Sarepta Pops on Walking Data from Duchenne Muscular Dystrophy Trial

Andrew Klips  |

Shares of Cambridge, Massachusetts-based Sarepta Therapeutics Inc. (SRPT) are soaring today on reports that its experimental drug eteplirsen improved walking ability in patients with Duchenne Muscular Dystrophy (DMD) in a phase IIb clinical trial. DMD is a rare genetic disorder with no approved treatments that causes severe and progressive muscle loss in boys. The crippling disease is caused by a gene mutation in the protein dystrophin, which is critical to muscle fiber function.

Sarepta, formerly AVI Biopharma until a name and ticker change in July, said that the boys treated with 50mg/kg of eteplirsen were able to walk an average of 89.4 meters further than boys in the placebo arm of the study. The results were measured in a standard six-minute walk test after 48 weeks of treatment. In addition to walking further than controls, patients on eteplirsen actually walked 21 meters further at the end of the study than they could walk at the beginning.

Subscribe to get our Daily Fix delivered to you inbox 5 days a week

In the 12-patient trial, eteplirsen administered once weekly at either 30 mg/kg or 50 mg/kg for 48 weeks (n=8) resulted in a statistically significant increase in dystrophin-positive fibers to 47 percent of what is considered normal. The placebo/delayed treatment cohort, which had received 24 weeks of eteplirsen at either 30 mg/kg or 50 mg/kg following 24 weeks of placebo (n=4), also showed a statistically significant increase in dystrophin-positive fibers to 38.3% of normal.
No safety concerns were cited in the study.

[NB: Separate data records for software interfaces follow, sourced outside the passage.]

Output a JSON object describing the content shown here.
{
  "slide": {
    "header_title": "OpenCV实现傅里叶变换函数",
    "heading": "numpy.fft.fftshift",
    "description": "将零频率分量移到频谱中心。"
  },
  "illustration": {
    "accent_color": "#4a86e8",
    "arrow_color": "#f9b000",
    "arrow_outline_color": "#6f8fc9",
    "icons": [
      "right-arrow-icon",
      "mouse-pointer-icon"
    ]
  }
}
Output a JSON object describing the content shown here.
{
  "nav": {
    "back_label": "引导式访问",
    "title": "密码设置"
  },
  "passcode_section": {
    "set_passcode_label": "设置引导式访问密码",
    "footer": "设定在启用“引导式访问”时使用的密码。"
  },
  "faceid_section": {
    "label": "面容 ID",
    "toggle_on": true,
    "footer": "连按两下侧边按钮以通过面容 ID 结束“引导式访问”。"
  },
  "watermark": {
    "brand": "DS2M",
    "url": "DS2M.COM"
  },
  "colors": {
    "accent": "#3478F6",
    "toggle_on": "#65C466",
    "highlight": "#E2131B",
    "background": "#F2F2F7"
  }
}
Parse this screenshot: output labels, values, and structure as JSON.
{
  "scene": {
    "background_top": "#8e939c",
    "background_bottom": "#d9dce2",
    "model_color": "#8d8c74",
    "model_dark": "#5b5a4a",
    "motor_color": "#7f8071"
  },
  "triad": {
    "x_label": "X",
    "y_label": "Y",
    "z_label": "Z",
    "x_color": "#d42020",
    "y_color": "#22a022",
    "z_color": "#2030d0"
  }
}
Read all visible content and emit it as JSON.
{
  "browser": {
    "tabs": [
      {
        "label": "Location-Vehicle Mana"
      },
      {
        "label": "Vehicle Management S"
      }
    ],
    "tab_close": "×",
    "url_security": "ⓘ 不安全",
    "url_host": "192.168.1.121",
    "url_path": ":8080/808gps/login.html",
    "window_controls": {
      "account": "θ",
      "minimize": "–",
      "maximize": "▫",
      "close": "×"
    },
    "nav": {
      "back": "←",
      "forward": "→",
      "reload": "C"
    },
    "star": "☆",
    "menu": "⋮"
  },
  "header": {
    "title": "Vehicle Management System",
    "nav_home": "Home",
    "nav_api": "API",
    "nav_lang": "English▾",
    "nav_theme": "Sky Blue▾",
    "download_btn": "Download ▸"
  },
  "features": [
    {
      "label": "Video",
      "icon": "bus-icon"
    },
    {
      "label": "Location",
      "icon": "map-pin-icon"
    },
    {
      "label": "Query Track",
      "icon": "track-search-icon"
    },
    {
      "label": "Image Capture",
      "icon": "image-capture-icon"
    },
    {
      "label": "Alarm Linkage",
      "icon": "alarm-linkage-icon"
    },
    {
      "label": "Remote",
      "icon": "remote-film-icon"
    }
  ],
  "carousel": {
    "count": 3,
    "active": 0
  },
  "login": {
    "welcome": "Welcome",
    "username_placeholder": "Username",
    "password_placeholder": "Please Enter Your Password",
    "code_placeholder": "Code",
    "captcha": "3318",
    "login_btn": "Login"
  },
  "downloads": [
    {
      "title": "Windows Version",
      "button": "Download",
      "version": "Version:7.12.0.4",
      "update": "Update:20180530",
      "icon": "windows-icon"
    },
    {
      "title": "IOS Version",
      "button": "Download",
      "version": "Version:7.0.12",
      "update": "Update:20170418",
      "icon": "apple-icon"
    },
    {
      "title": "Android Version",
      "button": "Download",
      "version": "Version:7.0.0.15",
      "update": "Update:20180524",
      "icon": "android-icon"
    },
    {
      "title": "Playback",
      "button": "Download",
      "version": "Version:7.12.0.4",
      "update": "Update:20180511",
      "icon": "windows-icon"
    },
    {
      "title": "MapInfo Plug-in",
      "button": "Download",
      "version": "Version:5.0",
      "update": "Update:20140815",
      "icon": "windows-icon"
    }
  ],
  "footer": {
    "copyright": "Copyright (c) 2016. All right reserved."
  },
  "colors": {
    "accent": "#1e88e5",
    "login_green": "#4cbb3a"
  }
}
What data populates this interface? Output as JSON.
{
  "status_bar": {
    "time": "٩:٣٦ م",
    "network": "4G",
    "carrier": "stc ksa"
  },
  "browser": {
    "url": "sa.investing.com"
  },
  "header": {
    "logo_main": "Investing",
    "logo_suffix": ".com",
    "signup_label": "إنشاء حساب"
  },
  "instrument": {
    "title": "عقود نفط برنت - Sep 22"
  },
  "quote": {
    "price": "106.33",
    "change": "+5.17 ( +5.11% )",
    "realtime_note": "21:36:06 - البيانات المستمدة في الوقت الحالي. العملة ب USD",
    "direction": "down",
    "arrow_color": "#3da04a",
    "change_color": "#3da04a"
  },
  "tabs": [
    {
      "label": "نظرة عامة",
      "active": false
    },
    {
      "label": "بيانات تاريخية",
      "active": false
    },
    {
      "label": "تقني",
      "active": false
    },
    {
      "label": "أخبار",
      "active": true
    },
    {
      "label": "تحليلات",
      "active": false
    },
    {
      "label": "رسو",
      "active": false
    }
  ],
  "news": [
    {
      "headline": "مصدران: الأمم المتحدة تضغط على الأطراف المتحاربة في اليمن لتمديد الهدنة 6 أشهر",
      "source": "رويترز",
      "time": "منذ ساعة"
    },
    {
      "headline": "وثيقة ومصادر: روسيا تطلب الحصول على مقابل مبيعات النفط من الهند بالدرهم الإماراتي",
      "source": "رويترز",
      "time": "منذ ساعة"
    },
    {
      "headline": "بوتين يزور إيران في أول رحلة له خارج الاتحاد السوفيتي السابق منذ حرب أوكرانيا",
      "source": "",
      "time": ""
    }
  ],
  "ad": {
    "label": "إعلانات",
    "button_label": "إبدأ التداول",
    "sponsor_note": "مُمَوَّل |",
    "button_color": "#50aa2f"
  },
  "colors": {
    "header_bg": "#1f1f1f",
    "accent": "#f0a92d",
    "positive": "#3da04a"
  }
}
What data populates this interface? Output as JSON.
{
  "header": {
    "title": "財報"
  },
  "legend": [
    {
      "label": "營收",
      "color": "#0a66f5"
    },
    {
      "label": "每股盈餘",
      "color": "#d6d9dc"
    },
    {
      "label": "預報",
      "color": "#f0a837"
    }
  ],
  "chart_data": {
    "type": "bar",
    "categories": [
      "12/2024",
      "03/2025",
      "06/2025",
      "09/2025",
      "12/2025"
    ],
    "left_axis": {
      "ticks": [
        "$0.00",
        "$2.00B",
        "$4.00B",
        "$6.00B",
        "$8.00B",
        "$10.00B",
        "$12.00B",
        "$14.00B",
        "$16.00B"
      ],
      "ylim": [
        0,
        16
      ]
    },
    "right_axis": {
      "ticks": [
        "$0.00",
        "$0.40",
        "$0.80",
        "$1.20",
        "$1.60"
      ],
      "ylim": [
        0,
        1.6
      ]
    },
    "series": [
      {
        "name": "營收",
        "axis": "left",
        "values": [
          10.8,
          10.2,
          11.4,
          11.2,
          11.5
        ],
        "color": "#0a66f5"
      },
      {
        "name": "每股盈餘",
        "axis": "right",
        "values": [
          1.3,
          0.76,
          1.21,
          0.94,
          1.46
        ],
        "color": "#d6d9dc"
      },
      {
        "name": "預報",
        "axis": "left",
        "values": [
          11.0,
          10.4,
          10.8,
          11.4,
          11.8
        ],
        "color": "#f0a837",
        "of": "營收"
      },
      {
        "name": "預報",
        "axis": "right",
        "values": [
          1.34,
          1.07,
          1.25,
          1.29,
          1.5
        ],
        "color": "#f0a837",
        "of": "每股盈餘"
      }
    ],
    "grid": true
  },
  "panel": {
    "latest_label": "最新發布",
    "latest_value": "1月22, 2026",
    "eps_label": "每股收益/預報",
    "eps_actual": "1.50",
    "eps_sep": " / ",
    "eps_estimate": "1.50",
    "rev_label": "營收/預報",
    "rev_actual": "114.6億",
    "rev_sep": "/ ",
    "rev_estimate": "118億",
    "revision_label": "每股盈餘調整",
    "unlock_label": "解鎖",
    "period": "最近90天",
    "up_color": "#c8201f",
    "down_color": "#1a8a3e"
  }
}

It’s a small trial, but the results are very promising. "We are extremely excited about these data, as they demonstrate that longer-term treatment with eteplirsen is translating to continued and unprecedented increases in both dystrophin production and clinical benefit across various subgroups of DMD patients involved in this study," said Sarepta CEO Chris Garabedian.

Shares of Sarepta had been crushed earlier this year as preliminary data did not show much of a statistical improvement in dystrophin levels or walking distance. Shares – upwardly adjusted for a 1 for six reverse stock split – fell to just over $3 per share on the lackluster data.

Shares have been on the mend ever since and closed Tuesday trading at $14.99. With today’s data, shares have surged more than 100 percent to above $30 per share in early trading.

DISCLOSURE: The views and opinions expressed in this article are those of the authors, and do not necessarily represent the views of Readers should not consider statements made by the author as formal recommendations and should consult their financial advisor before making any investment decisions. To read our full disclosure, please go to:


Symbol Last Price Change % Change